Church and Home
Working With Generations
By John Brummitt
When we are young, we love spending time with our grandparents. Why? Because they are not the primary adults raising us. For the most part, their job is spoiling the grandkids. Whether that means always having candy in a purse or pocket or taking them for ice cream, most grandparents, especially Americans, view this as their main grandparenting responsibility. A quick glance at television or social media makes it clear this is what the world expects from grandparents. But grandparenting doesn’t end there for the Christian.
Over and over, the Bible teaches us to work hard at raising our kids until their children are grown, passing down beliefs not only to our kids but to our grandkids as well. This isn’t the picture painted by the world today.
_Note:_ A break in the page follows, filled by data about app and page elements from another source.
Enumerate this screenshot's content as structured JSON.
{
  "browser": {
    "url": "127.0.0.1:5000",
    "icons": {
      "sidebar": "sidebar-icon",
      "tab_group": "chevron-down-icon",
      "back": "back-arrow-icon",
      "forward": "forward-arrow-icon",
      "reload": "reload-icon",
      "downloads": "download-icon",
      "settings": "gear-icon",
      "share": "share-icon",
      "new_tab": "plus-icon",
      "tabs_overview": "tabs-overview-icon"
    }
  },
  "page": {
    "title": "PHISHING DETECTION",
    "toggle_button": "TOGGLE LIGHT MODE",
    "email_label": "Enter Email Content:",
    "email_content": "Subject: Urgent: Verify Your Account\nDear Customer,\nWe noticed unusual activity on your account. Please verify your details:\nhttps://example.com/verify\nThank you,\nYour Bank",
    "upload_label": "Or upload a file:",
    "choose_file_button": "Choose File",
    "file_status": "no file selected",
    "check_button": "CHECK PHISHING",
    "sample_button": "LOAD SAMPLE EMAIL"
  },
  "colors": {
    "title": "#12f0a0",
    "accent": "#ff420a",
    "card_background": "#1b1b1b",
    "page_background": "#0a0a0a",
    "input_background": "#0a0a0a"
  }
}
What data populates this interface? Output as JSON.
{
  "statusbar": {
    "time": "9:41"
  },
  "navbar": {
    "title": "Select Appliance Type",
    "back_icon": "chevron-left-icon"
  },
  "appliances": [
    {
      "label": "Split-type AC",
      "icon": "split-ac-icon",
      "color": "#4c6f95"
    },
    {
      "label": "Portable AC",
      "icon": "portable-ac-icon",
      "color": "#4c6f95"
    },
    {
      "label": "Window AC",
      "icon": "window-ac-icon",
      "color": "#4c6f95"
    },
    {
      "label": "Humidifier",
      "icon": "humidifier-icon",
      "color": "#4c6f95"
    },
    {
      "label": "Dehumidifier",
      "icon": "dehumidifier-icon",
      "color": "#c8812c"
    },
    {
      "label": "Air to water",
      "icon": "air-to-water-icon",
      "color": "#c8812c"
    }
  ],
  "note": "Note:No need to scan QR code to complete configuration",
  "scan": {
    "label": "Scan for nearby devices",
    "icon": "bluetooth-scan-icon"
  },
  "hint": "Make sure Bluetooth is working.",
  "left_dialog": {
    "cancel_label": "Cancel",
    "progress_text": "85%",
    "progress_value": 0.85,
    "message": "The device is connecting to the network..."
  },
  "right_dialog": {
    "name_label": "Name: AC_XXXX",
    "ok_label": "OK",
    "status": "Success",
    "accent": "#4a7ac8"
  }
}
From the world’s perspective, we should be “hands off” after they leave home. We know this isn’t reality, and most children don’t want parents to stop parenting. The problem is amplified when it comes to financial matters. The world’s perspective insists that parents and grandparents are simply a bank to lend or give funds to kids and grandkids. Again, Scripture teaches that we have a much bigger responsibility to our children and grandchildren.
“A good man leaveth an inheritance to his children’s children:
but the wealth of the sinner is laid up for the just” (Proverbs 13:22).
Proverbs tells us “a good man leaves an inheritance to his grandchildren.” I don’t believe this means skipping children and going straight to grandchildren, but to leave an inheritance that spans multiple generations, a legacy carried through your family long after you are gone.
What does this really look like? Does it mean you need a vast fortune for your kids and their kids and grandkids? Maybe. Does it mean passing down a good family name so your children are well respected and honored by your life? Yes. Does it mean passing down your faith so your family continues to follow Christ long after you are gone? Definitely. Could it mean you need to do all three? Absolutely.
Legacy planning isn’t something you do on your deathbed. Start early and develop a plan to be tested and reworked several times in your lifetime. People who leave a legacy don’t leave one by accident. Be purposeful in your goals and planning and expect to encounter roadblocks and hardships along the way. God never promised us an easy life. He simply promised never to leave us and always to stand by us, but an easy life was never in the plans. Don’t confuse the Christian life for easy street. God expects us to work and strive to live righteous lives and to leave a legacy for our families to follow after we are gone.
About the Writer: John Brummitt
became director of the Board of Retirement in January 2016. He graduated in 2011 with an MBA from Tennessee Tech University.
A 2004 graduate of Welch College,
he has been with the Board of
Retirement since the spring of 2006.
Learn more about retirement options: